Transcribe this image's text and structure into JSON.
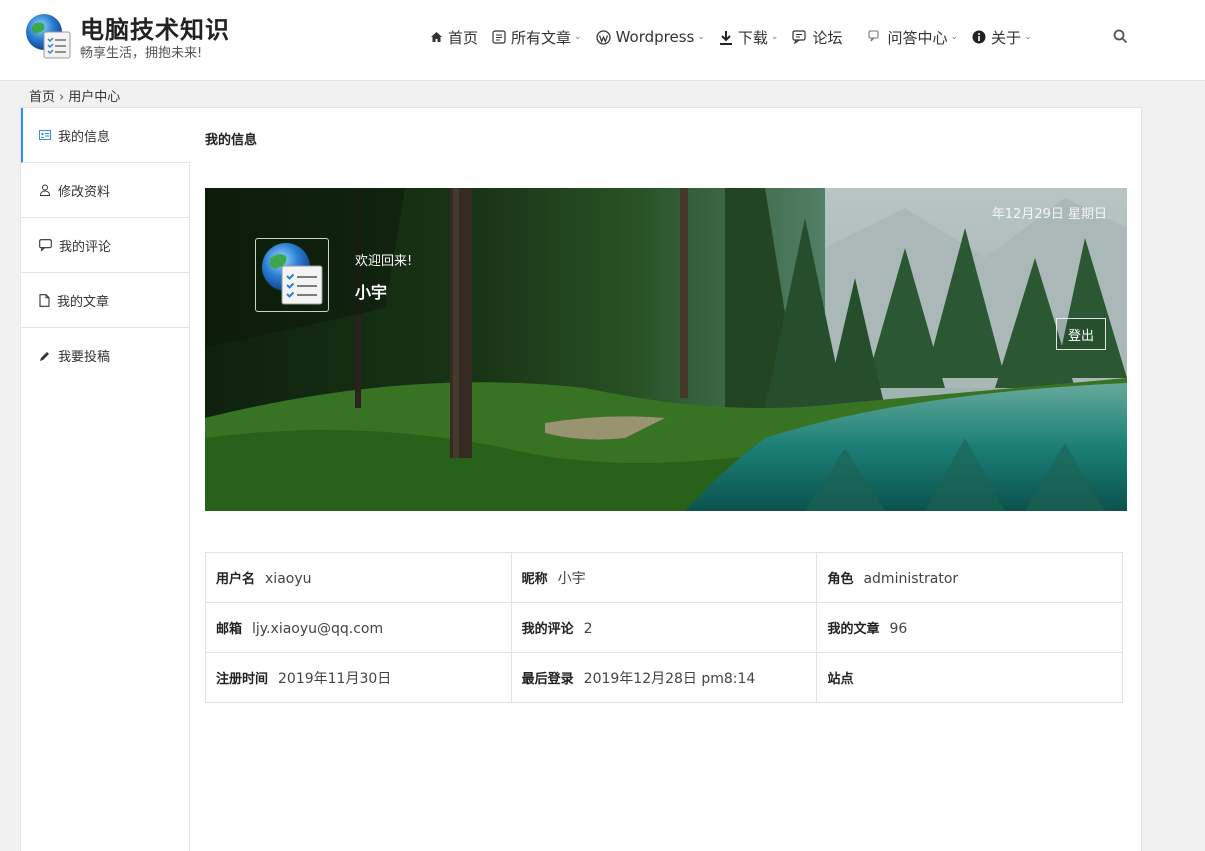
{
  "header": {
    "site_title": "电脑技术知识",
    "site_subtitle": "畅享生活，拥抱未来!",
    "nav": [
      {
        "label": "首页",
        "icon": "home-icon",
        "dropdown": false
      },
      {
        "label": "所有文章",
        "icon": "article-icon",
        "dropdown": true
      },
      {
        "label": "Wordpress",
        "icon": "wordpress-icon",
        "dropdown": true
      },
      {
        "label": "下载",
        "icon": "download-icon",
        "dropdown": true
      },
      {
        "label": "论坛",
        "icon": "forum-icon",
        "dropdown": false
      },
      {
        "label": "问答中心",
        "icon": "qa-icon",
        "dropdown": true
      },
      {
        "label": "关于",
        "icon": "info-icon",
        "dropdown": true
      }
    ]
  },
  "breadcrumb": {
    "home": "首页",
    "separator": "›",
    "current": "用户中心"
  },
  "sidebar": {
    "items": [
      {
        "label": "我的信息",
        "icon": "profile-card-icon"
      },
      {
        "label": "修改资料",
        "icon": "user-icon"
      },
      {
        "label": "我的评论",
        "icon": "comment-icon"
      },
      {
        "label": "我的文章",
        "icon": "document-icon"
      },
      {
        "label": "我要投稿",
        "icon": "pencil-icon"
      }
    ]
  },
  "main": {
    "title": "我的信息",
    "banner": {
      "date": "年12月29日 星期日",
      "welcome": "欢迎回来!",
      "nickname": "小宇",
      "logout_label": "登出"
    },
    "info": [
      [
        {
          "key": "用户名",
          "value": "xiaoyu"
        },
        {
          "key": "昵称",
          "value": "小宇"
        },
        {
          "key": "角色",
          "value": "administrator"
        }
      ],
      [
        {
          "key": "邮箱",
          "value": "ljy.xiaoyu@qq.com"
        },
        {
          "key": "我的评论",
          "value": "2"
        },
        {
          "key": "我的文章",
          "value": "96"
        }
      ],
      [
        {
          "key": "注册时间",
          "value": "2019年11月30日"
        },
        {
          "key": "最后登录",
          "value": "2019年12月28日 pm8:14"
        },
        {
          "key": "站点",
          "value": ""
        }
      ]
    ]
  },
  "colors": {
    "accent": "#2f8ff5",
    "border": "#e2e2e2"
  }
}
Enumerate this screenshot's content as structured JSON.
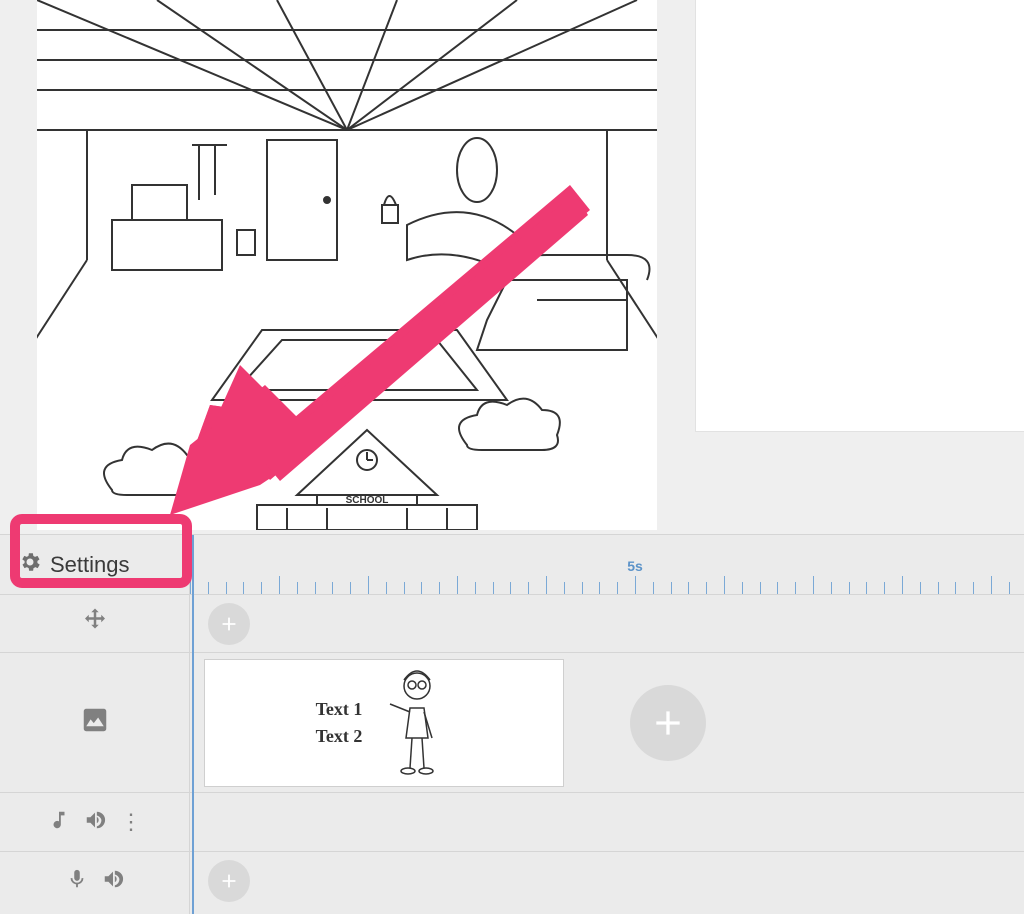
{
  "scene": {
    "school_label": "SCHOOL"
  },
  "settings": {
    "label": "Settings"
  },
  "ruler": {
    "label_5s": "5s"
  },
  "clip": {
    "text1": "Text 1",
    "text2": "Text 2"
  },
  "annotation": {
    "arrow_color": "#ee3a72"
  }
}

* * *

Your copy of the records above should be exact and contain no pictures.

• Solution to the problem
Transcribe this image's text and structure into JSON.
{
  "header": {
    "site_title": "电脑技术知识",
    "site_subtitle": "畅享生活，拥抱未来!",
    "nav": [
      {
        "label": "首页",
        "icon": "home-icon",
        "dropdown": false
      },
      {
        "label": "所有文章",
        "icon": "article-icon",
        "dropdown": true
      },
      {
        "label": "Wordpress",
        "icon": "wordpress-icon",
        "dropdown": true
      },
      {
        "label": "下载",
        "icon": "download-icon",
        "dropdown": true
      },
      {
        "label": "论坛",
        "icon": "forum-icon",
        "dropdown": false
      },
      {
        "label": "问答中心",
        "icon": "qa-icon",
        "dropdown": true
      },
      {
        "label": "关于",
        "icon": "info-icon",
        "dropdown": true
      }
    ]
  },
  "breadcrumb": {
    "home": "首页",
    "separator": "›",
    "current": "用户中心"
  },
  "sidebar": {
    "items": [
      {
        "label": "我的信息",
        "icon": "profile-card-icon"
      },
      {
        "label": "修改资料",
        "icon": "user-icon"
      },
      {
        "label": "我的评论",
        "icon": "comment-icon"
      },
      {
        "label": "我的文章",
        "icon": "document-icon"
      },
      {
        "label": "我要投稿",
        "icon": "pencil-icon"
      }
    ]
  },
  "main": {
    "title": "我的信息",
    "banner": {
      "date": "年12月29日 星期日",
      "welcome": "欢迎回来!",
      "nickname": "小宇",
      "logout_label": "登出"
    },
    "info": [
      [
        {
          "key": "用户名",
          "value": "xiaoyu"
        },
        {
          "key": "昵称",
          "value": "小宇"
        },
        {
          "key": "角色",
          "value": "administrator"
        }
      ],
      [
        {
          "key": "邮箱",
          "value": "ljy.xiaoyu@qq.com"
        },
        {
          "key": "我的评论",
          "value": "2"
        },
        {
          "key": "我的文章",
          "value": "96"
        }
      ],
      [
        {
          "key": "注册时间",
          "value": "2019年11月30日"
        },
        {
          "key": "最后登录",
          "value": "2019年12月28日 pm8:14"
        },
        {
          "key": "站点",
          "value": ""
        }
      ]
    ]
  },
  "colors": {
    "accent": "#2f8ff5",
    "border": "#e2e2e2"
  }
}
Enumerate this screenshot's content as structured JSON.
{
  "scene": {
    "school_label": "SCHOOL"
  },
  "settings": {
    "label": "Settings"
  },
  "ruler": {
    "label_5s": "5s"
  },
  "clip": {
    "text1": "Text 1",
    "text2": "Text 2"
  },
  "annotation": {
    "arrow_color": "#ee3a72"
  }
}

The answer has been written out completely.